◆ Source data:
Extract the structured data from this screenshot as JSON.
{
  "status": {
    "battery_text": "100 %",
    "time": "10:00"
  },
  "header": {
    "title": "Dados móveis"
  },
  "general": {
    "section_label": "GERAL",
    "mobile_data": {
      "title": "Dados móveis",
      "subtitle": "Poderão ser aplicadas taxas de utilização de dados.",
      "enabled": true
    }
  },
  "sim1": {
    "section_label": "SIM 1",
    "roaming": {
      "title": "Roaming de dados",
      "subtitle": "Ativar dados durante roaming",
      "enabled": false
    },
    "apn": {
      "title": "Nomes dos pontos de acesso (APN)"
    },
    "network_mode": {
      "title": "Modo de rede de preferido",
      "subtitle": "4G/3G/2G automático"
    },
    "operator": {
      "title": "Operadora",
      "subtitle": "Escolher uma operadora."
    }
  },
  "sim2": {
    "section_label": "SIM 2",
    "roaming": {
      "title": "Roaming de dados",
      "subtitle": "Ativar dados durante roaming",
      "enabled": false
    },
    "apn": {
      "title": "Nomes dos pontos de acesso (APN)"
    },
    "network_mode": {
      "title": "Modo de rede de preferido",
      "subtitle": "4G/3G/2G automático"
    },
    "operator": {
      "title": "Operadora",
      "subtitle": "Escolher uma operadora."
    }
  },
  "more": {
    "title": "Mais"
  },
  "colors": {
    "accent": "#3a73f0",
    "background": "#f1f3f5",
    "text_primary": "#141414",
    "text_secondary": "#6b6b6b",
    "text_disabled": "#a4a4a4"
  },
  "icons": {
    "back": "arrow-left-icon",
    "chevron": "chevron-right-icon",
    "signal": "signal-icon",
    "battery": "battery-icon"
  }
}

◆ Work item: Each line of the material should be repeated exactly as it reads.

◆ Response box:
Extract the structured data from this screenshot as JSON.
{
  "status": {
    "battery_text": "100 %",
    "time": "10:00"
  },
  "header": {
    "title": "Dados móveis"
  },
  "general": {
    "section_label": "GERAL",
    "mobile_data": {
      "title": "Dados móveis",
      "subtitle": "Poderão ser aplicadas taxas de utilização de dados.",
      "enabled": true
    }
  },
  "sim1": {
    "section_label": "SIM 1",
    "roaming": {
      "title": "Roaming de dados",
      "subtitle": "Ativar dados durante roaming",
      "enabled": false
    },
    "apn": {
      "title": "Nomes dos pontos de acesso (APN)"
    },
    "network_mode": {
      "title": "Modo de rede de preferido",
      "subtitle": "4G/3G/2G automático"
    },
    "operator": {
      "title": "Operadora",
      "subtitle": "Escolher uma operadora."
    }
  },
  "sim2": {
    "section_label": "SIM 2",
    "roaming": {
      "title": "Roaming de dados",
      "subtitle": "Ativar dados durante roaming",
      "enabled": false
    },
    "apn": {
      "title": "Nomes dos pontos de acesso (APN)"
    },
    "network_mode": {
      "title": "Modo de rede de preferido",
      "subtitle": "4G/3G/2G automático"
    },
    "operator": {
      "title": "Operadora",
      "subtitle": "Escolher uma operadora."
    }
  },
  "more": {
    "title": "Mais"
  },
  "colors": {
    "accent": "#3a73f0",
    "background": "#f1f3f5",
    "text_primary": "#141414",
    "text_secondary": "#6b6b6b",
    "text_disabled": "#a4a4a4"
  },
  "icons": {
    "back": "arrow-left-icon",
    "chevron": "chevron-right-icon",
    "signal": "signal-icon",
    "battery": "battery-icon"
  }
}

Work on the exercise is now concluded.